● To do:
Look through the data and write out every line with the word "date" in it.

● Task material:
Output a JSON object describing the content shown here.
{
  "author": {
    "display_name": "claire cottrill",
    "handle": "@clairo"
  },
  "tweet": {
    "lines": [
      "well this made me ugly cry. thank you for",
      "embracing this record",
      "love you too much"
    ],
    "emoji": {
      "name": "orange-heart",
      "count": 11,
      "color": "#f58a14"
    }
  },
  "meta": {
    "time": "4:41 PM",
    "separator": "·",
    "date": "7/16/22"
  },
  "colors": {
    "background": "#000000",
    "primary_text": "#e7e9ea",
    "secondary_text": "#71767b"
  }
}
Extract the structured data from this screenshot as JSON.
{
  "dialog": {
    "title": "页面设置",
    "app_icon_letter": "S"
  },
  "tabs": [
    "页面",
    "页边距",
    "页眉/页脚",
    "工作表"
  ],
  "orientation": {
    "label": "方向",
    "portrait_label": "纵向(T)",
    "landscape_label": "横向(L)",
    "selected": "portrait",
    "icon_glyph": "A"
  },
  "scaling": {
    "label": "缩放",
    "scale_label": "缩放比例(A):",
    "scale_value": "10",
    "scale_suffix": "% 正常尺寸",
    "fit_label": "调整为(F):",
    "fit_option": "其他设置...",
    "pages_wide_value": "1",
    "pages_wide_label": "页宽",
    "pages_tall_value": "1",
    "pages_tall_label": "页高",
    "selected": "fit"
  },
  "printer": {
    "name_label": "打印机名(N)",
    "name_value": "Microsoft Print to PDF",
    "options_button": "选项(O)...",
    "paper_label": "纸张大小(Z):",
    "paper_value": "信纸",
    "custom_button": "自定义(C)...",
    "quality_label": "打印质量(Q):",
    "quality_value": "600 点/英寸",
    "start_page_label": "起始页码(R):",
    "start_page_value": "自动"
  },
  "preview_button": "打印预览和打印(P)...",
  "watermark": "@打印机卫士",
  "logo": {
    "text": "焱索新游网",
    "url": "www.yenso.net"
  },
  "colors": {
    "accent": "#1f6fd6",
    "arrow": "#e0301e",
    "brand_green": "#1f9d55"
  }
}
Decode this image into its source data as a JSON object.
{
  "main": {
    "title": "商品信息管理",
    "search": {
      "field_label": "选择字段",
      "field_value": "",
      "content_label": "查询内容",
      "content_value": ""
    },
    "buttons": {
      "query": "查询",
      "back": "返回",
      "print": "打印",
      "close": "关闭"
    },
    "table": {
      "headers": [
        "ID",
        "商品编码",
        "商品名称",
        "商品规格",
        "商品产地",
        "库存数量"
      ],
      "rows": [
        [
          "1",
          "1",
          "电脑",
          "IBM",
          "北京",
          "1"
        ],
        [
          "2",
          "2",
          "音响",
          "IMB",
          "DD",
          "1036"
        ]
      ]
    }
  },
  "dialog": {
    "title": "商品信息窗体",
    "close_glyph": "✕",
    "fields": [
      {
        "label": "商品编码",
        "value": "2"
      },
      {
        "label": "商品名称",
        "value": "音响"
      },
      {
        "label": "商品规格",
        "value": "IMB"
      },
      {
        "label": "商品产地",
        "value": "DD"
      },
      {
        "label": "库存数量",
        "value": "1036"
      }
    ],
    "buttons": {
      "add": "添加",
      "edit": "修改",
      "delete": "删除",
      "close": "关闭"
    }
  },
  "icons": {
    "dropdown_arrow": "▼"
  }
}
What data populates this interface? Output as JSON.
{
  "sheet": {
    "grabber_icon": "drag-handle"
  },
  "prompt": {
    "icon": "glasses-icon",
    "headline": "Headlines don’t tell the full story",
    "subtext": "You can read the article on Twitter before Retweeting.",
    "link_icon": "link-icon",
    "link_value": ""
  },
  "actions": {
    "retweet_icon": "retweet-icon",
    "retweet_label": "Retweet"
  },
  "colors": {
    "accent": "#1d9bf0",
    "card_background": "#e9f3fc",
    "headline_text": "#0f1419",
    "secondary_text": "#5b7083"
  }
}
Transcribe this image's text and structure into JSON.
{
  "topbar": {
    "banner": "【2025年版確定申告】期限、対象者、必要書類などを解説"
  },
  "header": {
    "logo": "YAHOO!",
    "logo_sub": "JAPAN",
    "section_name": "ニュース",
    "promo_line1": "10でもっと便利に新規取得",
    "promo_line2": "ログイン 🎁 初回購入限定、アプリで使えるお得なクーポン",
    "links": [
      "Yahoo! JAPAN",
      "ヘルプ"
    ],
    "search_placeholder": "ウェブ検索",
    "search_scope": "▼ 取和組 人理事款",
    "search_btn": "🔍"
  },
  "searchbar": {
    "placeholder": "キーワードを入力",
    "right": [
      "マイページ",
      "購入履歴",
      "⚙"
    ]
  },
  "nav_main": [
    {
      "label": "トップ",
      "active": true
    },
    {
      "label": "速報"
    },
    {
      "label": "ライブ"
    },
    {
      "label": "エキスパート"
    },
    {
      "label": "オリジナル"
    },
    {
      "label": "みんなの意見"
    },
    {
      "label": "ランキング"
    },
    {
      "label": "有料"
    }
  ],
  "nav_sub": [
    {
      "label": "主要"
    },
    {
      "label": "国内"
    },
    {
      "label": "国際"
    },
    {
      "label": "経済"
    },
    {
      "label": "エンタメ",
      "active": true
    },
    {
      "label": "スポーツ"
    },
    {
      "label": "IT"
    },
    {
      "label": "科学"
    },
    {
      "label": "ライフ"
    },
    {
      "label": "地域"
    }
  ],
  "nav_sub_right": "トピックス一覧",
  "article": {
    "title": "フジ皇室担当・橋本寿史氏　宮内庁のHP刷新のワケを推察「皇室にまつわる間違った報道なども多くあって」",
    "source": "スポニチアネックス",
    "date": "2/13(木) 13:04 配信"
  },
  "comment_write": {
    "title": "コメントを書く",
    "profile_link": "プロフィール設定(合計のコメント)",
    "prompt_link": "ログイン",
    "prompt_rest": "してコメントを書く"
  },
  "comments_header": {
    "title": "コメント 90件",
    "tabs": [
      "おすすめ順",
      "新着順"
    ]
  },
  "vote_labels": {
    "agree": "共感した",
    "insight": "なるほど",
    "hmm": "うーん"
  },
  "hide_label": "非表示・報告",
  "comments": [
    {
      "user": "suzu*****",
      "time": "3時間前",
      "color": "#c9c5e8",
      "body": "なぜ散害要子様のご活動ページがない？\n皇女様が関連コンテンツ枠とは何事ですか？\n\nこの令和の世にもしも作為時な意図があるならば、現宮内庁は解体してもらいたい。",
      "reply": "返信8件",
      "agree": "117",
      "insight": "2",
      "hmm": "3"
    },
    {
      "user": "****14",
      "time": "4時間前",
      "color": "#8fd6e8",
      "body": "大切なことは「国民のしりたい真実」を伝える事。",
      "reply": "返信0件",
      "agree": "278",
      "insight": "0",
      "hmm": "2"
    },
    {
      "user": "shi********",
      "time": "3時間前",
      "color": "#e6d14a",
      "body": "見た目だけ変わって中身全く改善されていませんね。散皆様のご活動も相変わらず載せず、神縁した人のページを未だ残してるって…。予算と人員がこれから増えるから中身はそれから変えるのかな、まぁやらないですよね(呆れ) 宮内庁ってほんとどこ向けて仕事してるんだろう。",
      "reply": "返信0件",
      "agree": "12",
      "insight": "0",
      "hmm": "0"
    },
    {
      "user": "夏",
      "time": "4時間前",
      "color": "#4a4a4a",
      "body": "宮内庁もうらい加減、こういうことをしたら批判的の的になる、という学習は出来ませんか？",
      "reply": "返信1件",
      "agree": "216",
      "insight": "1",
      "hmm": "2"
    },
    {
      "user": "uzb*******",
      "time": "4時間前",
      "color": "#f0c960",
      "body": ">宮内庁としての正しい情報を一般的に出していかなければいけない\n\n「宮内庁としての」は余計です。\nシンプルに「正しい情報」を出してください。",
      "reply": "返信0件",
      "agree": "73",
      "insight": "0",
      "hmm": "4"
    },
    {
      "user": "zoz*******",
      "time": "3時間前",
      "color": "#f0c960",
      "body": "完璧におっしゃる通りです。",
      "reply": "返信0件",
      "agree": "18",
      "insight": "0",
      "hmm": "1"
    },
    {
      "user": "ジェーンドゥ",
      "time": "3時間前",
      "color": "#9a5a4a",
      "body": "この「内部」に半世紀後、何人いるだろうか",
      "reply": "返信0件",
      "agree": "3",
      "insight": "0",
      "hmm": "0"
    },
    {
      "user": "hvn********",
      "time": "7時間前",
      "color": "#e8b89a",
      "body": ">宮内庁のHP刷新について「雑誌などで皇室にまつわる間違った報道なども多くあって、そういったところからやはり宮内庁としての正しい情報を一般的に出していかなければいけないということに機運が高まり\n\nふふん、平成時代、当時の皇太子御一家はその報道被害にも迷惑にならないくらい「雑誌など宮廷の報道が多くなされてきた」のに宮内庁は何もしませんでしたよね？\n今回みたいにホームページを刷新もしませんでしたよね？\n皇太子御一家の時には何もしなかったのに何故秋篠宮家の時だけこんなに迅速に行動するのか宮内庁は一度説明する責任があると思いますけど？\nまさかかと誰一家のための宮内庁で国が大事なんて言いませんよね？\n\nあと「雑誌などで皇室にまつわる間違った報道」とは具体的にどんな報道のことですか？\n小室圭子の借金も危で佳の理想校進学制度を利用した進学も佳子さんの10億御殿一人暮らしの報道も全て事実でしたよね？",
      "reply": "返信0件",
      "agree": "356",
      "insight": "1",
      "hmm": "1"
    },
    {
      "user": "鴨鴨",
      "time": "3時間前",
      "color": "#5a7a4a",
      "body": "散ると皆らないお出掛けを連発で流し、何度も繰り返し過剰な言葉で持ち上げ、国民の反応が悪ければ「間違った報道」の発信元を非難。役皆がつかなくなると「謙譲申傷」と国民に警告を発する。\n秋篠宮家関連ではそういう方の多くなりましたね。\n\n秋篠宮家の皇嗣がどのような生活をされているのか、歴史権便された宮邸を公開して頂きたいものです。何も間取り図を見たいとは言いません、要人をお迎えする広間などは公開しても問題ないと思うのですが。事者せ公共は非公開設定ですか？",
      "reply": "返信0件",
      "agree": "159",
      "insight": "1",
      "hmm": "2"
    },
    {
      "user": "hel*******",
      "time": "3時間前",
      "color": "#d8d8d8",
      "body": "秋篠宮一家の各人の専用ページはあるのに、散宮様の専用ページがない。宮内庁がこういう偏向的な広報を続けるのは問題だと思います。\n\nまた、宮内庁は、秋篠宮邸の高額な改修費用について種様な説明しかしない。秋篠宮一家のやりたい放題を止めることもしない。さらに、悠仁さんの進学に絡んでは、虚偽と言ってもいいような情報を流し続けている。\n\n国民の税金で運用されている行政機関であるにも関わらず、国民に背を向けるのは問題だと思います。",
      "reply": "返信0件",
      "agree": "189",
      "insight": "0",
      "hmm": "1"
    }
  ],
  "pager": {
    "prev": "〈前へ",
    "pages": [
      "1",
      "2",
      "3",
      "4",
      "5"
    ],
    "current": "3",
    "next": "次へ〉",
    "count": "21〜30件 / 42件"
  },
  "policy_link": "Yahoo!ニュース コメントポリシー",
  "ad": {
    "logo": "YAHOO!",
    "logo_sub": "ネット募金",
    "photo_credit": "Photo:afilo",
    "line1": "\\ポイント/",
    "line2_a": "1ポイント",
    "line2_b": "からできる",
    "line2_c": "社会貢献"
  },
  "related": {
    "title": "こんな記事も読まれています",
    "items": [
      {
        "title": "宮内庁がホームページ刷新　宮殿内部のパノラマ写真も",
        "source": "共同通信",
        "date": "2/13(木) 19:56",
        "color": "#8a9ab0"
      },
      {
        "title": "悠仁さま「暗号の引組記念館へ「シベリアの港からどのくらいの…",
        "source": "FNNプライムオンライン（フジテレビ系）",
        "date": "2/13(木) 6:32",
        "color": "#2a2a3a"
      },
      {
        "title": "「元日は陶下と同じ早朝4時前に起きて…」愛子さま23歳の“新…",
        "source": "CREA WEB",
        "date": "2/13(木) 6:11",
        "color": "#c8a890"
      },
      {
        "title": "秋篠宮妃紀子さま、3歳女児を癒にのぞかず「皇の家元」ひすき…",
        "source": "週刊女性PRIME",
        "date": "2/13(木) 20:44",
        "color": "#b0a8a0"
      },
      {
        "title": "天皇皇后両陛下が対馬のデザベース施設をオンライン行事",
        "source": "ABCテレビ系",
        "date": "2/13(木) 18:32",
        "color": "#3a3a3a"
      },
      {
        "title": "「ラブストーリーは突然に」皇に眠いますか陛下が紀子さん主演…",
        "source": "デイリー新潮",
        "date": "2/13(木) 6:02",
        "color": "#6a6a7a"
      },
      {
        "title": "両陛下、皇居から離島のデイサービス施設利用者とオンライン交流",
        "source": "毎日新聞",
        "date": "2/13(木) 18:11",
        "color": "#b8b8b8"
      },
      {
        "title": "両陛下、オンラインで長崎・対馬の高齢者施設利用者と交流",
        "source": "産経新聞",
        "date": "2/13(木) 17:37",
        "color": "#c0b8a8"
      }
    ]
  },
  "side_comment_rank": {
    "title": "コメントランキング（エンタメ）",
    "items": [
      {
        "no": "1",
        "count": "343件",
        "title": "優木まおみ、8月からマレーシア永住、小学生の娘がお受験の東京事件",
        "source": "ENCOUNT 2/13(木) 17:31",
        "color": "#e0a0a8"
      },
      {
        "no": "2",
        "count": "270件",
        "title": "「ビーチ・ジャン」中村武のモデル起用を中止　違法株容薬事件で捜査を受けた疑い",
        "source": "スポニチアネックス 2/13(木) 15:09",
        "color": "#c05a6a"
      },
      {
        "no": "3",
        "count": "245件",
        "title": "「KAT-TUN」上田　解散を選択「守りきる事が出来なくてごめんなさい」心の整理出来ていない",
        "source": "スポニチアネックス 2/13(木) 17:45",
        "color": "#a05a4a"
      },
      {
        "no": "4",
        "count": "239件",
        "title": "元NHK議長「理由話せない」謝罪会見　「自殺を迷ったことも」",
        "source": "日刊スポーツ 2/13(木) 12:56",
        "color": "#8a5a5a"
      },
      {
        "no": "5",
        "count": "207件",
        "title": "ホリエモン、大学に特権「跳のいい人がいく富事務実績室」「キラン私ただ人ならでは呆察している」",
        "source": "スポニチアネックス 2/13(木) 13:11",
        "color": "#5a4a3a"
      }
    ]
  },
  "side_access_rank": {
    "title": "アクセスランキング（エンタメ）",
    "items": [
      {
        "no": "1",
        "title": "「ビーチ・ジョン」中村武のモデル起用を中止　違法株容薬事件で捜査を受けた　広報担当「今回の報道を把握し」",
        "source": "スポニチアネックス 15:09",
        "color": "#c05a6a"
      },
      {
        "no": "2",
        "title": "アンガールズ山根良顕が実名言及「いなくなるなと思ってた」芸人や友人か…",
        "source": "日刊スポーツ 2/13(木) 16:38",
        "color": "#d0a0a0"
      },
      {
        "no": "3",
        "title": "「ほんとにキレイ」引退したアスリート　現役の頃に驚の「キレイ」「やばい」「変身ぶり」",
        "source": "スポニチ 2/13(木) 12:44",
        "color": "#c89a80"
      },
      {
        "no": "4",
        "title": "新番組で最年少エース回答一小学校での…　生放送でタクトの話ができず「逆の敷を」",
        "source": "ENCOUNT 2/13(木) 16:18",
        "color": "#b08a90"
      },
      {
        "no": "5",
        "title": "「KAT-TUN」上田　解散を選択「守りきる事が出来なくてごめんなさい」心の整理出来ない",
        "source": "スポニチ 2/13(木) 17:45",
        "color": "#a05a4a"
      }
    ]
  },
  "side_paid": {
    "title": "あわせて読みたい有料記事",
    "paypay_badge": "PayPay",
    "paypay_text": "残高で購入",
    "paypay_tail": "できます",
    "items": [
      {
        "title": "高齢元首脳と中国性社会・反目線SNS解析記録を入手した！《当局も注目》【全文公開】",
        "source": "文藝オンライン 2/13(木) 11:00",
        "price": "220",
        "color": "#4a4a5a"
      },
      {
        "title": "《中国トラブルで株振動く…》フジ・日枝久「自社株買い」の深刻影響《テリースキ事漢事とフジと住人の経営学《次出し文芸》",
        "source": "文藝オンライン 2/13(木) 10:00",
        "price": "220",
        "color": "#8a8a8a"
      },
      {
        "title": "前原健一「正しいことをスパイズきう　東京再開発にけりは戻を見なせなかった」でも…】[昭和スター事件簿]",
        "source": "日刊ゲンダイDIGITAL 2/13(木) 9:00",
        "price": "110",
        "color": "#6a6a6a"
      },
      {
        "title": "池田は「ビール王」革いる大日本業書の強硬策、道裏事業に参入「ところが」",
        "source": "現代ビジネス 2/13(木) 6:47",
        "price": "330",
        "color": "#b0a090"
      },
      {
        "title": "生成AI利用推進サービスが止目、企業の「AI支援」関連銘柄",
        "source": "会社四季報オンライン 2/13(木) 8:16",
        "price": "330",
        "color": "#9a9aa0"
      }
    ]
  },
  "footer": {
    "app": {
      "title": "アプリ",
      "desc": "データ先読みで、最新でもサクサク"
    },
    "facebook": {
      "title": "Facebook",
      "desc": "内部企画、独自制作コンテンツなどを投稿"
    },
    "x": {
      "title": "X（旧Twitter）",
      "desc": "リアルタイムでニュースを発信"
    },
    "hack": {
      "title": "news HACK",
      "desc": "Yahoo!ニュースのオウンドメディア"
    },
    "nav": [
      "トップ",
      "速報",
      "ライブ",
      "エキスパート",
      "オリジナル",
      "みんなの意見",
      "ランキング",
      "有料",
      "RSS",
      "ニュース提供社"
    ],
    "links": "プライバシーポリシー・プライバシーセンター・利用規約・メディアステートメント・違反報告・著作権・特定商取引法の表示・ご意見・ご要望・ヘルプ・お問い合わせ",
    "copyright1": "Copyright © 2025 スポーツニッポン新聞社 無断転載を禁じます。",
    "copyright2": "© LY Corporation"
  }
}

● Result of the task:
    "date": "7/16/22"
    "date": "2/13(木) 13:04 配信"
        "date": "2/13(木) 19:56",
        "date": "2/13(木) 6:32",
        "date": "2/13(木) 6:11",
        "date": "2/13(木) 20:44",
        "date": "2/13(木) 18:32",
        "date": "2/13(木) 6:02",
        "date": "2/13(木) 18:11",
        "date": "2/13(木) 17:37",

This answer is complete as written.